* _Your goal_
Copy the records exactly. Every line must match.

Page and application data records
══════════════════════════════

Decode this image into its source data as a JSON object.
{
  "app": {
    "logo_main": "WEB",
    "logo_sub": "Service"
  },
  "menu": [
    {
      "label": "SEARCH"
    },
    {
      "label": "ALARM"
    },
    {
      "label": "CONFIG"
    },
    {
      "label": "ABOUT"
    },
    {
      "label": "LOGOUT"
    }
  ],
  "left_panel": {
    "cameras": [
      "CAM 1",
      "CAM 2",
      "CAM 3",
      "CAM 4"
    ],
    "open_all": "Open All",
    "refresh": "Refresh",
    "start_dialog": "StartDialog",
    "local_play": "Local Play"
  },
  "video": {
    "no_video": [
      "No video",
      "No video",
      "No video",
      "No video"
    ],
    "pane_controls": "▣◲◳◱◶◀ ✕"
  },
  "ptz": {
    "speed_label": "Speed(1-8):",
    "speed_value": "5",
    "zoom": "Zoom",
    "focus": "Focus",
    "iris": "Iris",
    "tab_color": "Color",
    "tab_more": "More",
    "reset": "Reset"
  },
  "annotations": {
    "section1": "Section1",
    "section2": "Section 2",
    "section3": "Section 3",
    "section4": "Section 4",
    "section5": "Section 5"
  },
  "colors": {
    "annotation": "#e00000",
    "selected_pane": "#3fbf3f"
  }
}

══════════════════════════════

* _Final answer_
Decode this image into its source data as a JSON object.
{
  "app": {
    "logo_main": "WEB",
    "logo_sub": "Service"
  },
  "menu": [
    {
      "label": "SEARCH"
    },
    {
      "label": "ALARM"
    },
    {
      "label": "CONFIG"
    },
    {
      "label": "ABOUT"
    },
    {
      "label": "LOGOUT"
    }
  ],
  "left_panel": {
    "cameras": [
      "CAM 1",
      "CAM 2",
      "CAM 3",
      "CAM 4"
    ],
    "open_all": "Open All",
    "refresh": "Refresh",
    "start_dialog": "StartDialog",
    "local_play": "Local Play"
  },
  "video": {
    "no_video": [
      "No video",
      "No video",
      "No video",
      "No video"
    ],
    "pane_controls": "▣◲◳◱◶◀ ✕"
  },
  "ptz": {
    "speed_label": "Speed(1-8):",
    "speed_value": "5",
    "zoom": "Zoom",
    "focus": "Focus",
    "iris": "Iris",
    "tab_color": "Color",
    "tab_more": "More",
    "reset": "Reset"
  },
  "annotations": {
    "section1": "Section1",
    "section2": "Section 2",
    "section3": "Section 3",
    "section4": "Section 4",
    "section5": "Section 5"
  },
  "colors": {
    "annotation": "#e00000",
    "selected_pane": "#3fbf3f"
  }
}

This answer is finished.